Approaches to the Analysis of QTL Data in Mice, Using the Nonobese Diabetic Mouse as an Example
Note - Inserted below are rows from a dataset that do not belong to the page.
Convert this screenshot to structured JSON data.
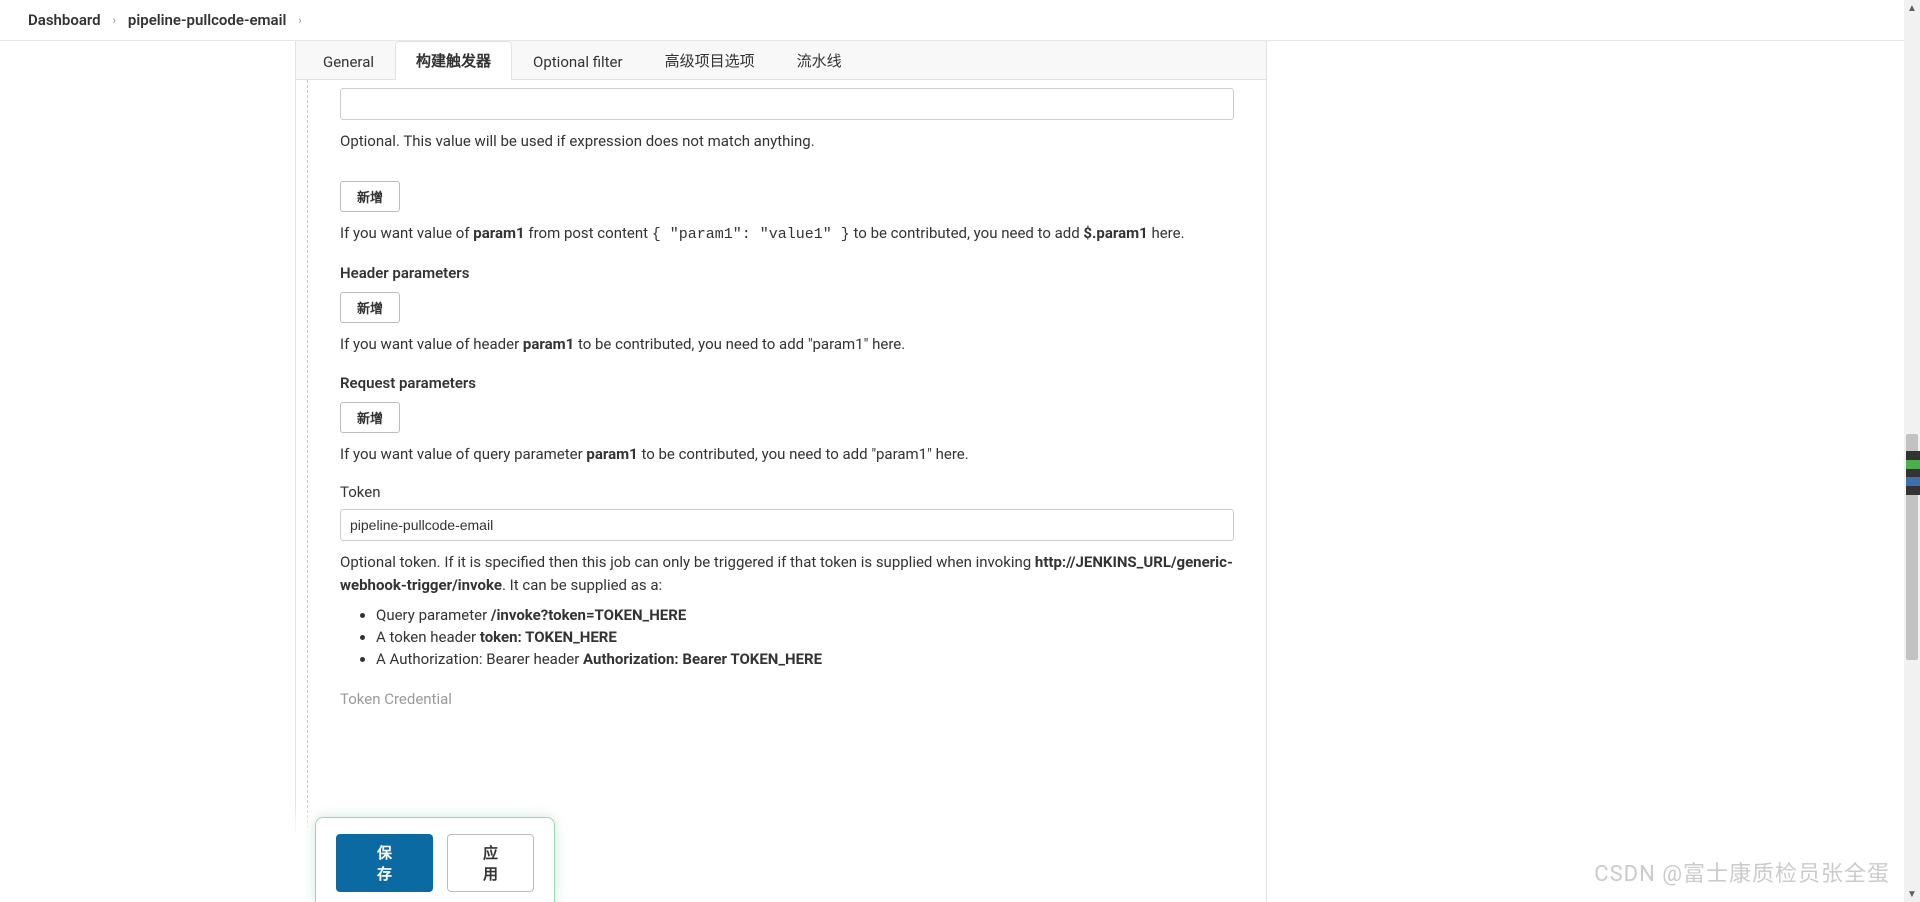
{
  "breadcrumb": {
    "items": [
      "Dashboard",
      "pipeline-pullcode-email"
    ]
  },
  "tabs": {
    "general": "General",
    "triggers": "构建触发器",
    "optional_filter": "Optional filter",
    "advanced": "高级项目选项",
    "pipeline": "流水线"
  },
  "section_optional": {
    "help": "Optional. This value will be used if expression does not match anything."
  },
  "btn_add": "新增",
  "post_content_help": {
    "prefix": "If you want value of ",
    "param": "param1",
    "mid": " from post content ",
    "json": "{ \"param1\": \"value1\" }",
    "mid2": " to be contributed, you need to add ",
    "jsonpath": "$.param1",
    "suffix": " here."
  },
  "header_params": {
    "label": "Header parameters",
    "help_prefix": "If you want value of header ",
    "help_param": "param1",
    "help_suffix": " to be contributed, you need to add \"param1\" here."
  },
  "request_params": {
    "label": "Request parameters",
    "help_prefix": "If you want value of query parameter ",
    "help_param": "param1",
    "help_suffix": " to be contributed, you need to add \"param1\" here."
  },
  "token": {
    "label": "Token",
    "value": "pipeline-pullcode-email",
    "help_prefix": "Optional token. If it is specified then this job can only be triggered if that token is supplied when invoking ",
    "url": "http://JENKINS_URL/generic-webhook-trigger/invoke",
    "help_suffix": ". It can be supplied as a:",
    "bullets": {
      "b1_prefix": "Query parameter ",
      "b1_bold": "/invoke?token=TOKEN_HERE",
      "b2_prefix": "A token header ",
      "b2_bold": "token: TOKEN_HERE",
      "b3_prefix": "A Authorization: Bearer header ",
      "b3_bold": "Authorization: Bearer TOKEN_HERE"
    }
  },
  "token_credential_label": "Token Credential",
  "footer": {
    "save": "保存",
    "apply": "应用"
  },
  "watermark": "CSDN @富士康质检员张全蛋"
}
One route to the identification of genes involved in human complex disease is to exploit an animal model such as the rodent model of human type 1 diabetes, the nonobese diabetic (NOD) mouse. Although the genes predisposing to disease in an animal model may not be identical to those in the human, the underlying genetic basis in terms of number of genes involved, interactions, and physiological disease processes may be similar between the species. In addition, major disease-susceptibility loci may lie in homologous regions of the human and animal genomes, so that identification of a locus in the animal model may point directly to a region of interest on the human genome. For instance, in type 1 diabetes, the major susceptibility locus, IDDM1, lies in the major histocompatibility complex (MHC) on human chromosome 6 in a region syntenic with the primary determinant of murine diabetes, Idd1 on mouse chromosome 17 (1).
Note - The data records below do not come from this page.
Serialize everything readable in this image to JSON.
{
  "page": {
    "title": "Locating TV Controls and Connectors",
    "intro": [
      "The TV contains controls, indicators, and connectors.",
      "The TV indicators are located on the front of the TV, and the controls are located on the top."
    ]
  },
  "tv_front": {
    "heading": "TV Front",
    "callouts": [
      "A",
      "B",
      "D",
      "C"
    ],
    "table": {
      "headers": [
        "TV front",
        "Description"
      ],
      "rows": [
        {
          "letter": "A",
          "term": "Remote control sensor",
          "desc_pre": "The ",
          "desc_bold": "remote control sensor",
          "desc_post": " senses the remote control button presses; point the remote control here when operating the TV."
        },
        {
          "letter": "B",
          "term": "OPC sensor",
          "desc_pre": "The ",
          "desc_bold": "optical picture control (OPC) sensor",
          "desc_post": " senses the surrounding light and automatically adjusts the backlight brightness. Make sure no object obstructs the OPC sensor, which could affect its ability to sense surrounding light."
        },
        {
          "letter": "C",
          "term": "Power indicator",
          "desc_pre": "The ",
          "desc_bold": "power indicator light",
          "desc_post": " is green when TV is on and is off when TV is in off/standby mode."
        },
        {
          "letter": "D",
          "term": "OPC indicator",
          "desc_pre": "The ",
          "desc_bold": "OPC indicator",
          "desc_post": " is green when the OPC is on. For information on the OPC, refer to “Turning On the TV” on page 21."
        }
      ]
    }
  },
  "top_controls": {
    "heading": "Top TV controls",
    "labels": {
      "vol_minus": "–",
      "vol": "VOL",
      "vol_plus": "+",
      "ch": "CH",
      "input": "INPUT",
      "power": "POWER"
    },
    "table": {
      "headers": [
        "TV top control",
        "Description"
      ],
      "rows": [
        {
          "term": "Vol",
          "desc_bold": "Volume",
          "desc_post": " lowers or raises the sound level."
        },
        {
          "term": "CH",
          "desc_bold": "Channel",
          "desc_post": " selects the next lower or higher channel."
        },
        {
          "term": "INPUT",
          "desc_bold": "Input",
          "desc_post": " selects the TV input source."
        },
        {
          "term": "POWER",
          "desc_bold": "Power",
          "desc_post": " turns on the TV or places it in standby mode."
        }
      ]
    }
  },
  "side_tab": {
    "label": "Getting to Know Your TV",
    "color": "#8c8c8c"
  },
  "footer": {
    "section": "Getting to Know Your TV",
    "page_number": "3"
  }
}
KeywordsMarker Locus Interval Mapping Input File Congenic Strain Simple Interval Mapping
- 8.Jiang C. and Zeng Z.-B. (1995) Multiple trait analysis of genetic mapping for quantitative trait loci. Genetics 142, 305–311.Google Scholar
- 14.Dempster A. P., Laird N. M., and Rubin D. B. (1976) Maximum likelihood from incomplete data via the EM algorithm. J. R. Statist. Soc. Ser. B 39, 1–38.Google Scholar
- 18.McCullagh P. and Nelder J. A. (1989) Generalized Linear Models, 2nd ed. Chapman & Hall London.Google Scholar
- 27.Lynch M. and Walsh B. (1998) Mapping QTLs: Inbred line crosses, in Genetics and Analysis of Quantitative Traits. Sinauer, pp. 431–489.Google Scholar